The Kindle will default to indenting each paragraph, which looks okay. It will also justify text, which is dandy or unspeakable depending on your preferences. After reading a few dozen books on my Kindle, I’ve come to expect right justification. So will most Kindle readers. But it’s your call. You can override it by setting the text-align property for your paragraph tags.
In books, you often leave a blank line or two between sections of text. It’s best if that’s not indented, so add a CSS rule to do that. Following Joshua Tallent’s lead, I used a CSS class .noind with text indent set to 0, and applied that just to the necessary <p>'s.
I wanted the text to start a little lower on the first page, so I added <p height="40"> </p>. I also put the first sentence in caps.
3. Encode your entities (except for your actual tags)
To be safe, it’s a good idea to convert curly quotes, em dashes and other niceties to their HTML equivalents. Again, TextMate makes this simple: under “Entities,” choose “Convert Character to Entities Excl. Tags.”
That’s it. You’re done with your file. Metadata and other details will be added in through the web interface.
4. If you have a Kindle, mail this file to yourself
When you set up a real (non-iPhone) Kindle, you’re given the option to set up an email address like name@Kindle.com. Anything you send to this address (from a pre-approved address) will get wirelessly schlepped to your Kindle.
So email yourself the HTML file. Check it out on your Kindle to see how it looks. If there's anything you want to change, do it now.
5. Log into the DTP publisher
Amazon’s Digital Text Platform is the home base for your Kindle project. You can log in with your standard Amazon ID. You’ll need to establish details about payment, including bank and ID number in the My Account tab.
You’ll be adding your book in the My Shelf tab. Click “Add a New Item.”
First, you’ll enter product details. You can skip ISBN and any other field that doesn’t apply. (Such as Series Title.)
It’s on this screen that you’ll upload an image for the cover. When preparing your artwork, keep in mind how small it may end up being scaled: down to 35 pixels wide in some lists. For The Variant, I ended up fattening my title type so that it could still be readable at such a tiny size. (I suspect “real” publishers get to submit their artwork in several sizes for optimized display.)
Once you have your product details entered, you’ll upload your HTML file. It’s surprisingly fast. You’ll see a Flash-based preview of your book, which is almost useless except for checking gross errors like missing page breaks. Use it only if you have no access to a real Kindle.

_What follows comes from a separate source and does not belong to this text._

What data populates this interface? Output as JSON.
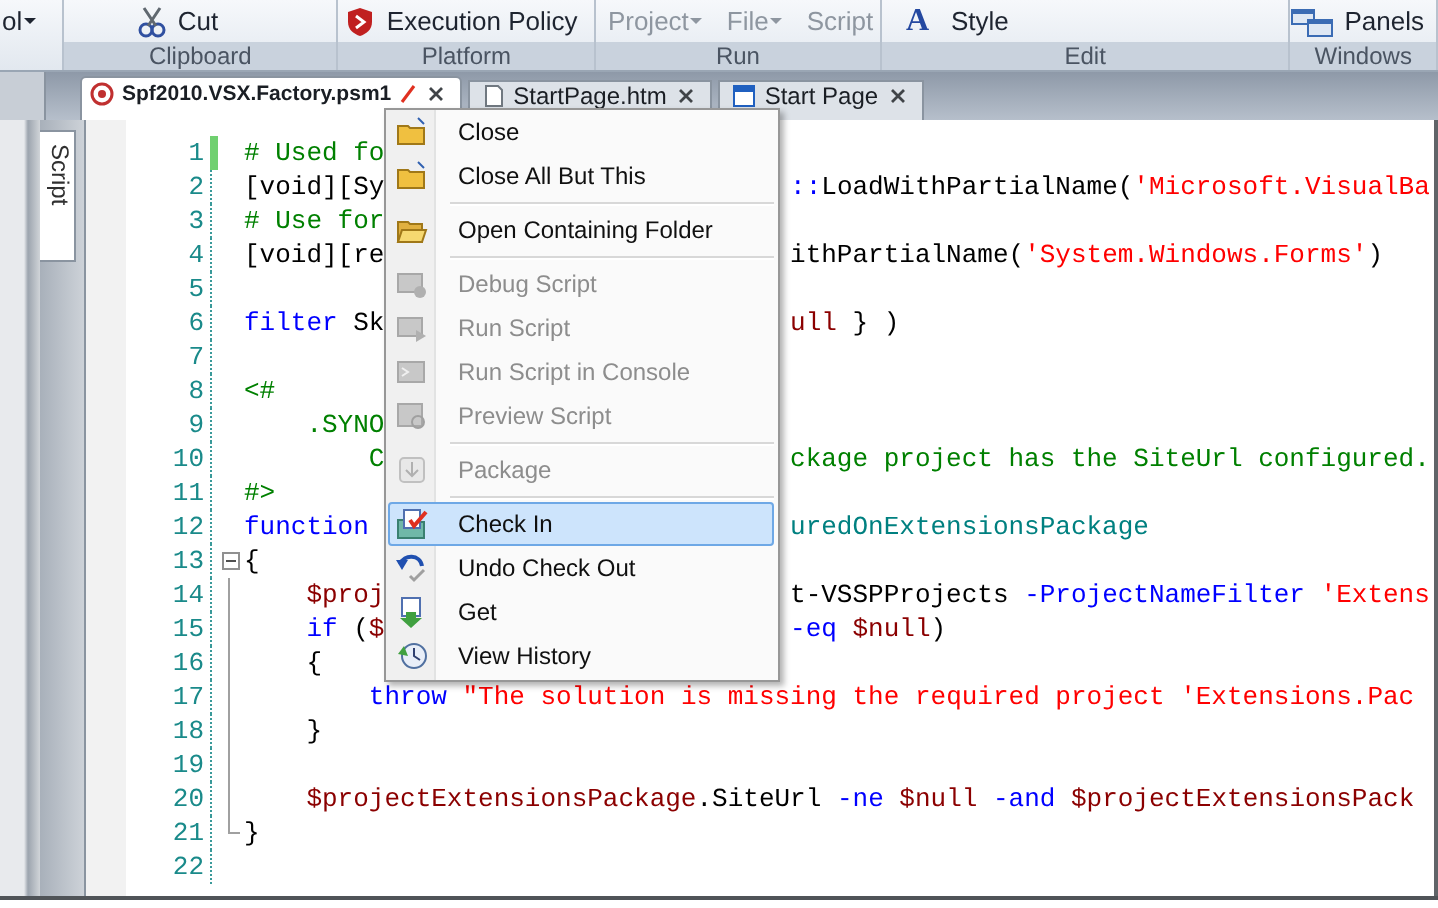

The last tab lets you set a price. Then it’s time to publish.
6. You’re done
Based on the forums, I worried there might be App Store-like delay and approval process before the book would go live. But no. Within an hour, I could navigate to the page on Amazon. Another 45 minutes, and I could download it on my Kindle, just like any other book.
In fact, by the next day, The Variant was the #20 title on Kindle. It’s stayed in the top 100 since.
One thing to remember: the Kindle is U.S.-only. Even with the iPhone app, international users can’t buy your book through Amazon. That’s why it’s important to offer alternatives. For The Variant, I included both .pdf and ePub formats, available through the book’s promotional page.
Amazon makes it surprisingly easy to publish your book, even if the instructions aren’t always straightforward. Anyone with hand-coding chops can get a good-looking book online.